It is up patients, caregivers and advocates to pool our resources to promote clinical research for rare diseases. The amount of money already raised by Foundations such as the IWMF and MMRF over the last fifteen years is quite remarkable.  In spite of meaningful progress the need for member support continues. But not all the needs are financial.

There is another important way in which WM and more recently Multiple Myeloma (MM) patients can support research: participate in clinical trials. When Dr. Peter Martin of Weill Cornell Medical College spoke on “Choosing a Clinical Trial”. He outlined the difference between trials that are observational and those that are interventional. Interventional trials perhaps more familiar to us are trials in which ‘the protocol’ (that is, the study plan) defines who can participate, what medications, dosage and the study’s length of time during which you adhere to some schedule of therapy such as recurring infusions or a pill-form drug. Observational clinical trials, by contrast are studies based on data collected from patients with a particular disease such as WM, MM or Monoclonal Gammopathy of Undetermined Significance (MGUS) . These studies can yield a great deal of information about that disease but only when the data is abundant. By sharing our specific data we pool our resources in the support of this research.

There is one observational trial underway at the Dana-Farber Cancer Institute that will directly benefit WM, MM and MGUS patients. It is the Tissue Bank Study.  The Principal Investigator is Dr. Irene Ghobrial.  Our friends at the Multiple Myeloma (MM) Research Consortium funded by the Multiple Myeloma Research Foundation have had great success with their tissue bank program to help accelerate the development of novel agents that treat a similar blood cancer, Multiple Myeloma. This funding has produced incredible results fast tracking research and development of targeted agents that extend the lives of MM patients. The Stanford School of Medicine has several virtual tissue banks that focus on lymphoma and other cancers.

Participating in this Tissue Bank Study is easy to do.  Follow the directions in Step 1, Step 2, and Step 3 below.

Step 1: All WM, MM and MGUS patients and family members reading this article should complete the questionnaire located at http://tinyurl.com/WM-Questions. Your comprehensive confidential data is very helpful and becomes an important part of the research sample. Family members are considered the “control group” and their data serves as a standard sample by which experimental observations are measured.
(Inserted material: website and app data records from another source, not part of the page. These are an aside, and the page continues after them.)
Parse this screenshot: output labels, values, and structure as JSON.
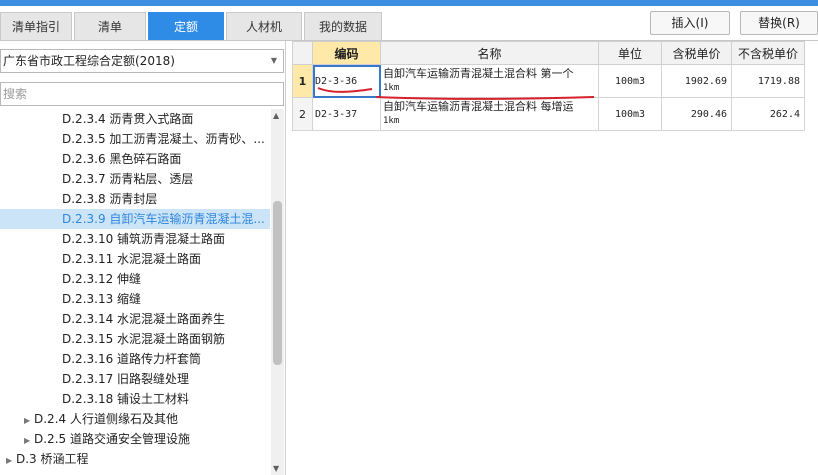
{
  "tabs": [
    {
      "label": "清单指引",
      "active": false
    },
    {
      "label": "清单",
      "active": false
    },
    {
      "label": "定额",
      "active": true
    },
    {
      "label": "人材机",
      "active": false
    },
    {
      "label": "我的数据",
      "active": false
    }
  ],
  "toolbar": {
    "insert_label": "插入(I)",
    "replace_label": "替换(R)"
  },
  "left": {
    "library_value": "广东省市政工程综合定额(2018)",
    "search_placeholder": "搜索",
    "tree": [
      {
        "label": "D.2.3.4 沥青贯入式路面",
        "selected": false,
        "expander": ""
      },
      {
        "label": "D.2.3.5 加工沥青混凝土、沥青砂、...",
        "selected": false,
        "expander": ""
      },
      {
        "label": "D.2.3.6 黑色碎石路面",
        "selected": false,
        "expander": ""
      },
      {
        "label": "D.2.3.7 沥青粘层、透层",
        "selected": false,
        "expander": ""
      },
      {
        "label": "D.2.3.8 沥青封层",
        "selected": false,
        "expander": ""
      },
      {
        "label": "D.2.3.9 自卸汽车运输沥青混凝土混...",
        "selected": true,
        "expander": ""
      },
      {
        "label": "D.2.3.10 铺筑沥青混凝土路面",
        "selected": false,
        "expander": ""
      },
      {
        "label": "D.2.3.11 水泥混凝土路面",
        "selected": false,
        "expander": ""
      },
      {
        "label": "D.2.3.12 伸缝",
        "selected": false,
        "expander": ""
      },
      {
        "label": "D.2.3.13 缩缝",
        "selected": false,
        "expander": ""
      },
      {
        "label": "D.2.3.14 水泥混凝土路面养生",
        "selected": false,
        "expander": ""
      },
      {
        "label": "D.2.3.15 水泥混凝土路面钢筋",
        "selected": false,
        "expander": ""
      },
      {
        "label": "D.2.3.16 道路传力杆套筒",
        "selected": false,
        "expander": ""
      },
      {
        "label": "D.2.3.17 旧路裂缝处理",
        "selected": false,
        "expander": ""
      },
      {
        "label": "D.2.3.18 铺设土工材料",
        "selected": false,
        "expander": ""
      },
      {
        "label": "D.2.4 人行道侧缘石及其他",
        "selected": false,
        "expander": "▶"
      },
      {
        "label": "D.2.5 道路交通安全管理设施",
        "selected": false,
        "expander": "▶"
      },
      {
        "label": "D.3 桥涵工程",
        "selected": false,
        "expander": "▶"
      }
    ]
  },
  "grid": {
    "headers": [
      "",
      "编码",
      "名称",
      "单位",
      "含税单价",
      "不含税单价"
    ],
    "rows": [
      {
        "index": "1",
        "code": "D2-3-36",
        "name": "自卸汽车运输沥青混凝土混合料 第一个",
        "name_sub": "1km",
        "unit": "100m3",
        "price_tax": "1902.69",
        "price_notax": "1719.88",
        "selected": true
      },
      {
        "index": "2",
        "code": "D2-3-37",
        "name": "自卸汽车运输沥青混凝土混合料 每增运",
        "name_sub": "1km",
        "unit": "100m3",
        "price_tax": "290.46",
        "price_notax": "262.4",
        "selected": false
      }
    ]
  },
  "colors": {
    "accent": "#2f8ce6",
    "annotation": "#d6202a",
    "header_highlight": "#ffe9a8"
  },
  "icons": {
    "dropdown": "chevron-down-icon",
    "scroll_up": "arrow-up-icon",
    "scroll_down": "arrow-down-icon",
    "expander": "triangle-right-icon"
  }
}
Print this questionnaire, fill it out, and mail it per the instructions. Again, this is important because our small group can produce meaningful, actionable data based on good samples.

Step 2: Participants must sign a consent form to enroll. The consent form is located at http://tinyurl.com/WM-Patient-Consent. Print the consent form, read it over and on page 10 you must initial certain items and sign and date.

Step 3: When the completed questionnaire and consent forms have been received at DFCI, you will be sent instructions for the collection of buccal (a scraping of cells from the inside of the cheek) samples.  The buccal cells will be collected only once. Collection kits and shipping instructions will be sent from DFCI. That’s all there is to it.

Complete the questionnaire and consent forms now and send them to DFCI. Then, when you are scheduled to have your next bone marrow biopsy, you must remember about 10 days ahead of time to make the arrangements with DFCI to have a collection kit sent to your physician. This Study aims to create a large data sample from a small population.   Let us be proactive about good research! To continue to make great progress and to achieve the goals of this observational trial, I urge you to participate now. 

Please note: This original Clinical Trial has been updated to include MM, WM, MGUS, sMM and LPL patients.  Take a look at DFCI's Center for Prevention of Progression of Blood Cancers (CPOP).